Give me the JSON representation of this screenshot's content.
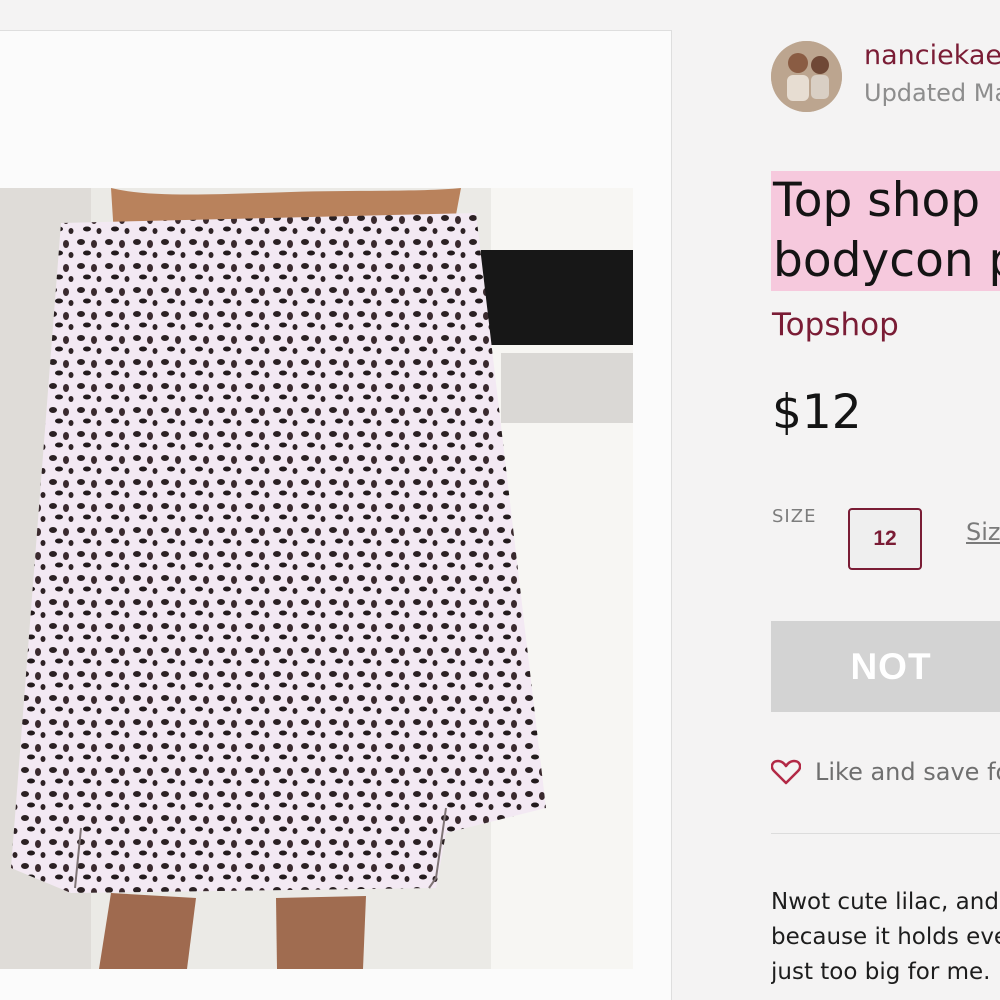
{
  "seller": {
    "name": "nanciekae",
    "updated": "Updated Ma"
  },
  "listing": {
    "title_line1": "Top shop",
    "title_line2": "bodycon p",
    "brand": "Topshop",
    "price": "$12",
    "size_label": "SIZE",
    "size_value": "12",
    "size_guide": "Siz",
    "cta": "NOT",
    "like_text": "Like and save fo",
    "description_lines": [
      "Nwot cute lilac, and",
      "because it holds eve",
      "just too big for me."
    ]
  },
  "colors": {
    "accent": "#7a1c35",
    "highlight": "#f6c9dd",
    "disabled_button": "#d3d3d3",
    "brand_red": "#e2183b"
  },
  "icons": {
    "like": "heart-outline-icon"
  }
}
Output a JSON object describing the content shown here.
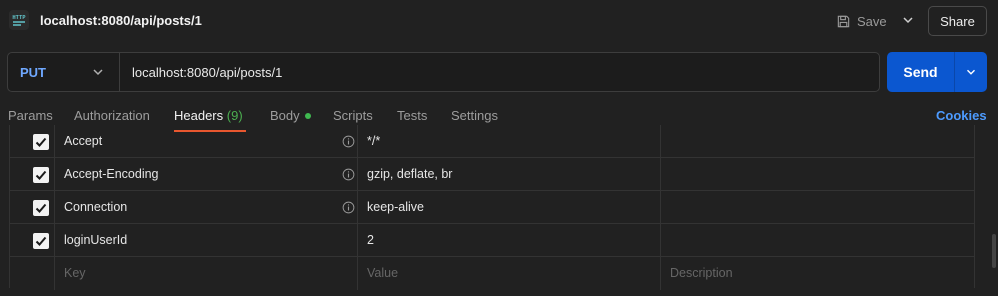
{
  "header": {
    "title": "localhost:8080/api/posts/1",
    "save_label": "Save",
    "share_label": "Share"
  },
  "request": {
    "method": "PUT",
    "url": "localhost:8080/api/posts/1",
    "send_label": "Send"
  },
  "tabs": [
    {
      "label": "Params"
    },
    {
      "label": "Authorization"
    },
    {
      "label": "Headers",
      "count": "(9)"
    },
    {
      "label": "Body"
    },
    {
      "label": "Scripts"
    },
    {
      "label": "Tests"
    },
    {
      "label": "Settings"
    }
  ],
  "cookies_label": "Cookies",
  "headers_table": {
    "rows": [
      {
        "key": "Accept",
        "value": "*/*",
        "description": ""
      },
      {
        "key": "Accept-Encoding",
        "value": "gzip, deflate, br",
        "description": ""
      },
      {
        "key": "Connection",
        "value": "keep-alive",
        "description": ""
      },
      {
        "key": "loginUserId",
        "value": "2",
        "description": ""
      }
    ],
    "placeholders": {
      "key": "Key",
      "value": "Value",
      "description": "Description"
    }
  },
  "colors": {
    "send": "#0b57d0",
    "method": "#6fa8ff",
    "active_underline": "#e8572f",
    "count": "#4caf50",
    "cookies": "#4d9bff"
  }
}
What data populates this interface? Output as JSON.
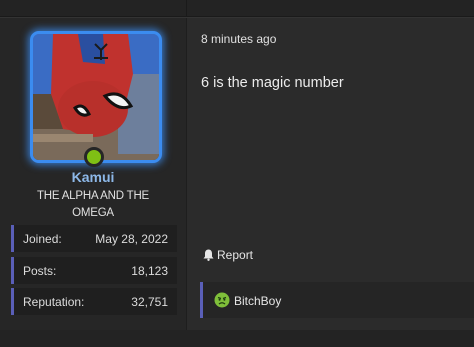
{
  "user": {
    "name": "Kamui",
    "title": "THE ALPHA AND THE OMEGA",
    "online": true,
    "stats": [
      {
        "label": "Joined:",
        "value": "May 28, 2022"
      },
      {
        "label": "Posts:",
        "value": "18,123"
      },
      {
        "label": "Reputation:",
        "value": "32,751"
      }
    ]
  },
  "post": {
    "timestamp": "8 minutes ago",
    "message": "6 is the magic number",
    "report_label": "Report",
    "reactions": [
      {
        "icon": "angry-face-icon",
        "user": "BitchBoy"
      }
    ]
  },
  "colors": {
    "accent_blue": "#3b8cf0",
    "username": "#8db8e8",
    "online": "#7fbf14",
    "stat_border": "#5a5fb8"
  }
}
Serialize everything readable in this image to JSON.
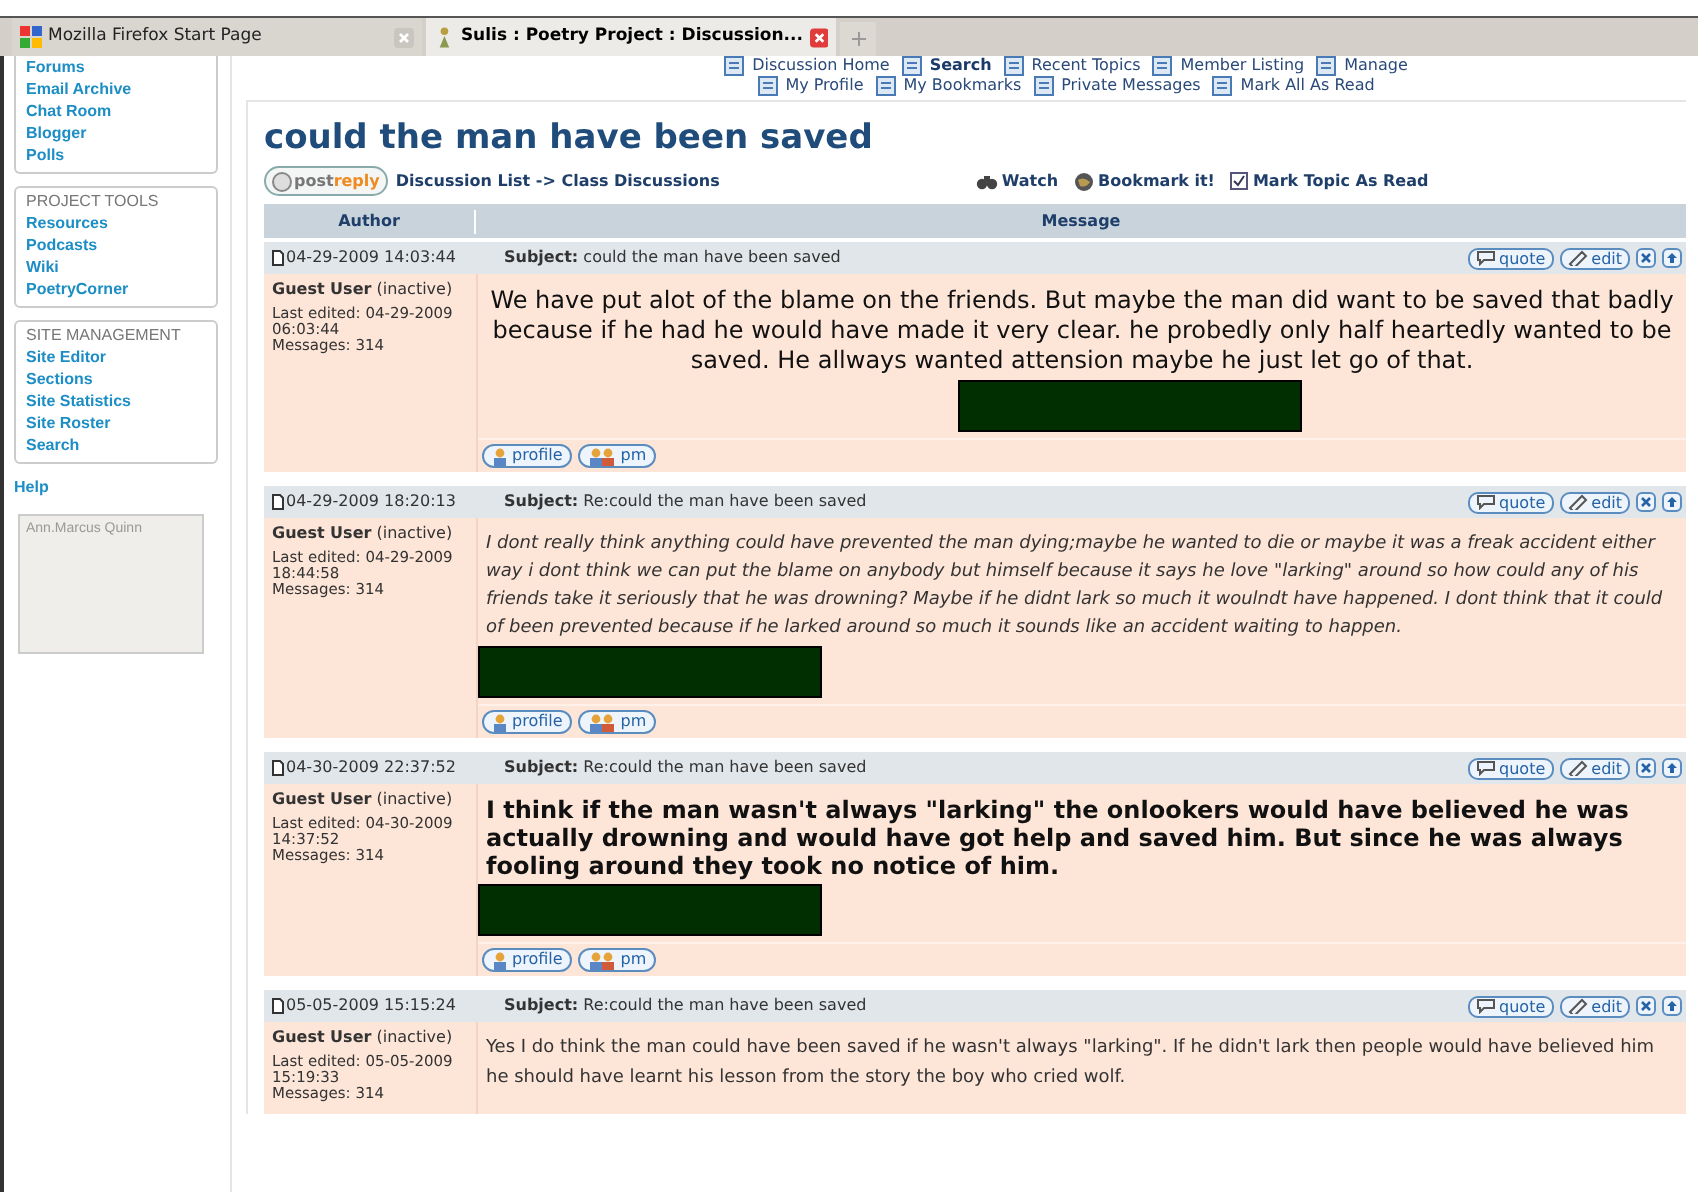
{
  "browser_tabs": [
    {
      "title": "Mozilla Firefox Start Page",
      "selected": false
    },
    {
      "title": "Sulis : Poetry Project : Discussion...",
      "selected": true
    }
  ],
  "sidebar": {
    "sections": [
      {
        "links": [
          "Forums",
          "Email Archive",
          "Chat Room",
          "Blogger",
          "Polls"
        ]
      },
      {
        "heading": "PROJECT TOOLS",
        "links": [
          "Resources",
          "Podcasts",
          "Wiki",
          "PoetryCorner"
        ]
      },
      {
        "heading": "SITE MANAGEMENT",
        "links": [
          "Site Editor",
          "Sections",
          "Site Statistics",
          "Site Roster",
          "Search"
        ]
      }
    ],
    "help": "Help",
    "user_box": "Ann.Marcus Quinn"
  },
  "top_nav": [
    [
      {
        "label": "Discussion Home",
        "selected": false
      },
      {
        "label": "Search",
        "selected": true
      },
      {
        "label": "Recent Topics",
        "selected": false
      },
      {
        "label": "Member Listing",
        "selected": false
      },
      {
        "label": "Manage",
        "selected": false
      }
    ],
    [
      {
        "label": "My Profile",
        "selected": false
      },
      {
        "label": "My Bookmarks",
        "selected": false
      },
      {
        "label": "Private Messages",
        "selected": false
      },
      {
        "label": "Mark All As Read",
        "selected": false
      }
    ]
  ],
  "title": "could the man have been saved",
  "post_reply": [
    "post",
    "reply"
  ],
  "breadcrumb": "Discussion List -> Class Discussions",
  "topic_actions": [
    {
      "label": "Watch",
      "kind": "watch"
    },
    {
      "label": "Bookmark it!",
      "kind": "bookmark"
    },
    {
      "label": "Mark Topic As Read",
      "kind": "check"
    }
  ],
  "columns": [
    "Author",
    "Message"
  ],
  "posts": [
    {
      "date": "04-29-2009 14:03:44",
      "subject_label": "Subject:",
      "subject": "could the man have been saved",
      "author": "Guest User",
      "status": "(inactive)",
      "edited": "Last edited: 04-29-2009",
      "edited_time": "06:03:44",
      "messages": "Messages: 314",
      "kind": "large-centered",
      "message": "We have put alot of the blame on the friends. But maybe the man did want to be saved that badly because if he had he would have made it very clear. he probedly only half heartedly wanted to be saved. He allways wanted attension maybe he just let go of that.",
      "actions": [
        "quote",
        "edit"
      ],
      "contact": [
        "profile",
        "pm"
      ],
      "redacted": true
    },
    {
      "date": "04-29-2009 18:20:13",
      "subject_label": "Subject:",
      "subject": "Re:could the man have been saved",
      "author": "Guest User",
      "status": "(inactive)",
      "edited": "Last edited: 04-29-2009",
      "edited_time": "18:44:58",
      "messages": "Messages: 314",
      "kind": "italic",
      "message": "I dont really think anything could have prevented the man dying;maybe he wanted to die or maybe it was a freak accident either way i dont think we can put the blame on anybody but himself because it says he love \"larking\"  around so how could any of his friends take it seriously that he was drowning? Maybe if he didnt lark so much it woulndt have happened.  I dont think that it could of been prevented because if he larked around so much it sounds like an accident waiting to happen.",
      "actions": [
        "quote",
        "edit"
      ],
      "contact": [
        "profile",
        "pm"
      ],
      "redacted": true
    },
    {
      "date": "04-30-2009 22:37:52",
      "subject_label": "Subject:",
      "subject": "Re:could the man have been saved",
      "author": "Guest User",
      "status": "(inactive)",
      "edited": "Last edited: 04-30-2009",
      "edited_time": "14:37:52",
      "messages": "Messages: 314",
      "kind": "large-bold",
      "message": "I think if the man wasn't always \"larking\" the onlookers would have believed he was actually drowning and would have got help and saved him. But since he was always fooling around they took no notice of him.",
      "actions": [
        "quote",
        "edit"
      ],
      "contact": [
        "profile",
        "pm"
      ],
      "redacted": true
    },
    {
      "date": "05-05-2009 15:15:24",
      "subject_label": "Subject:",
      "subject": "Re:could the man have been saved",
      "author": "Guest User",
      "status": "(inactive)",
      "edited": "Last edited: 05-05-2009",
      "edited_time": "15:19:33",
      "messages": "Messages: 314",
      "kind": "normal",
      "message": "Yes I do think the man could have been saved if he wasn't always \"larking\". If he didn't lark then people would have believed him he should have learnt his lesson from the story the boy who cried wolf.",
      "actions": [
        "quote",
        "edit"
      ]
    }
  ]
}
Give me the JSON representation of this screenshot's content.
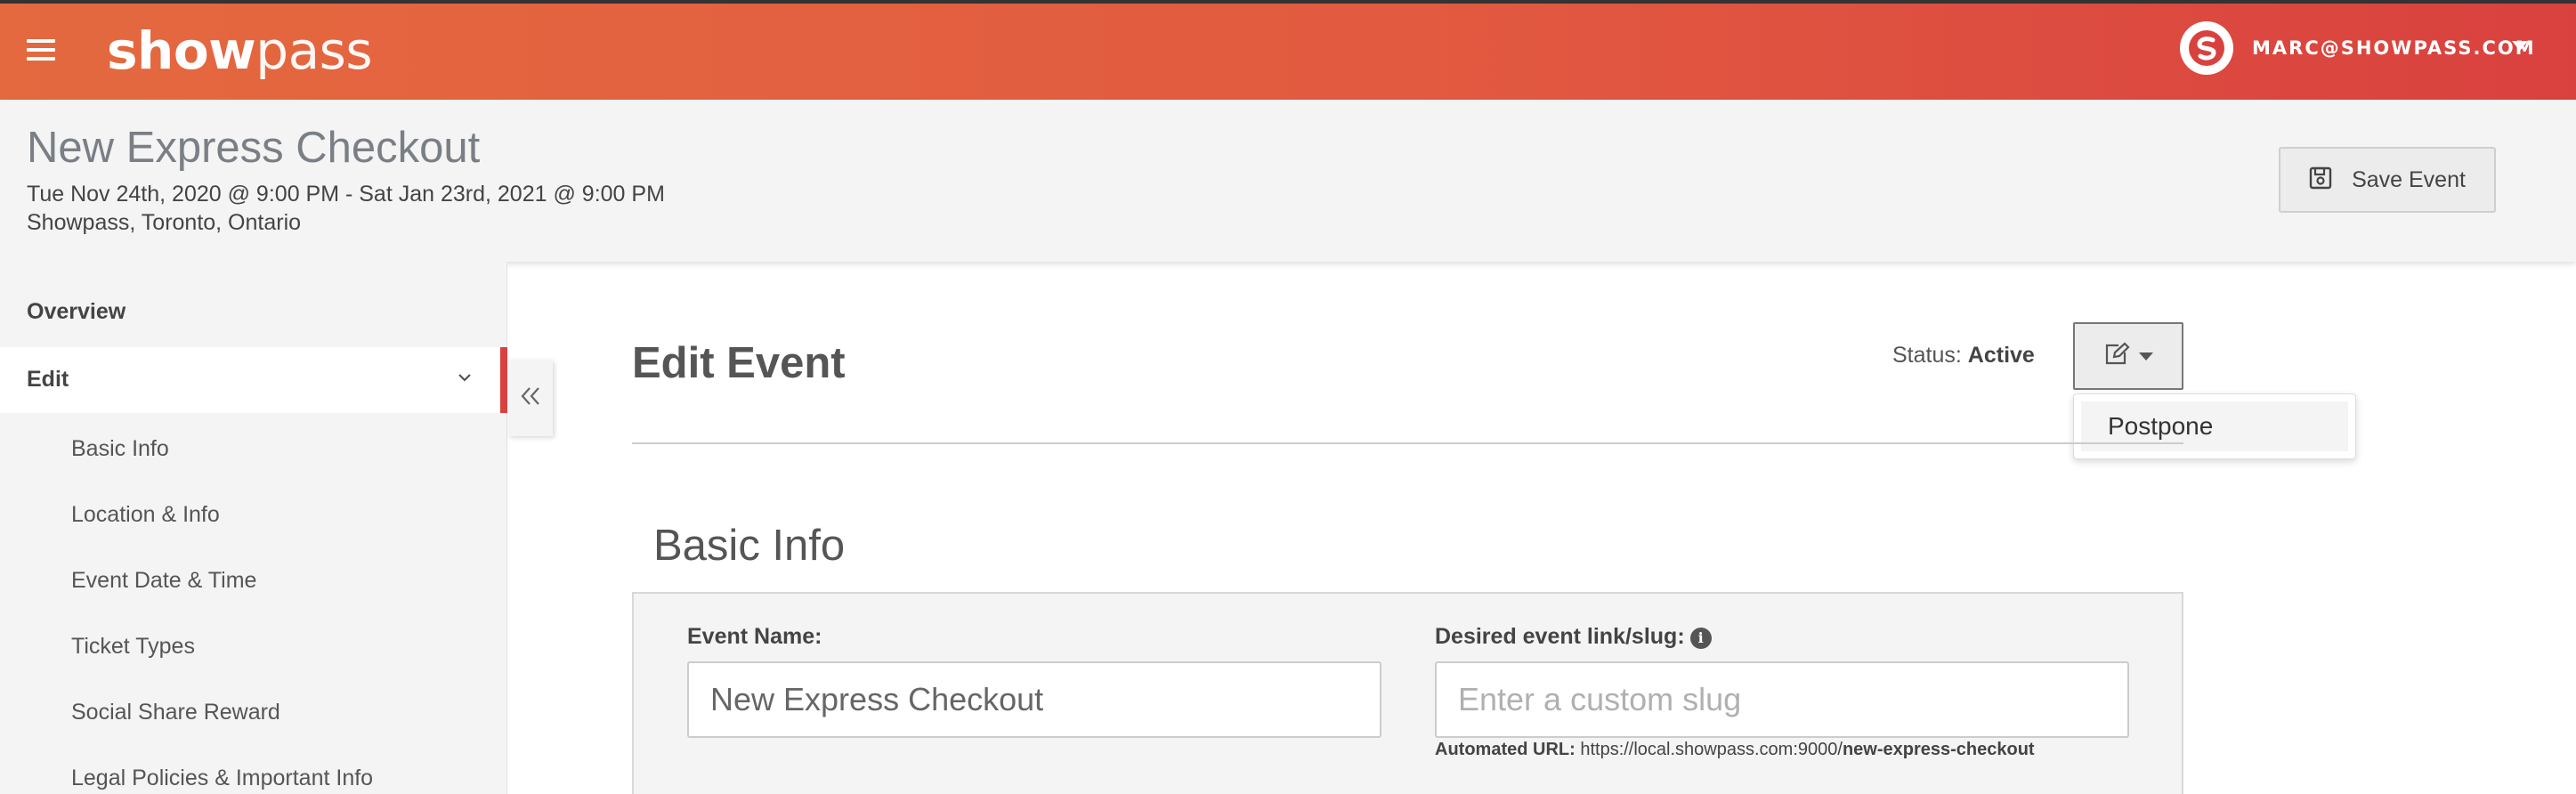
{
  "topbar": {
    "logo_bold": "show",
    "logo_light": "pass",
    "user_email": "MARC@SHOWPASS.COM",
    "brand_gradient": [
      "#e4693f",
      "#d9413f"
    ]
  },
  "event": {
    "title": "New Express Checkout",
    "dates": "Tue Nov 24th, 2020 @ 9:00 PM - Sat Jan 23rd, 2021 @ 9:00 PM",
    "venue": "Showpass, Toronto, Ontario",
    "save_label": "Save Event"
  },
  "sidebar": {
    "overview": "Overview",
    "edit": "Edit",
    "sub_items": [
      {
        "label": "Basic Info"
      },
      {
        "label": "Location & Info"
      },
      {
        "label": "Event Date & Time"
      },
      {
        "label": "Ticket Types"
      },
      {
        "label": "Social Share Reward"
      },
      {
        "label": "Legal Policies & Important Info"
      }
    ],
    "active_color": "#d9413f"
  },
  "main": {
    "title": "Edit Event",
    "status_label": "Status:",
    "status_value": "Active",
    "dropdown_items": [
      {
        "label": "Postpone"
      }
    ],
    "section_title": "Basic Info",
    "form": {
      "event_name_label": "Event Name:",
      "event_name_value": "New Express Checkout",
      "slug_label": "Desired event link/slug:",
      "slug_placeholder": "Enter a custom slug",
      "automated_url_label": "Automated URL:",
      "automated_url_base": "https://local.showpass.com:9000/",
      "automated_url_slug": "new-express-checkout"
    }
  }
}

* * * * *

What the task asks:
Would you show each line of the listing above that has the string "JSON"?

Answer area:
Give me the JSON representation of this screenshot's content.
Output a JSON object describing the content shown here.
What data populates this interface? Output as JSON.
Serialize everything readable in this image to JSON.
Give me the JSON representation of this screenshot's content.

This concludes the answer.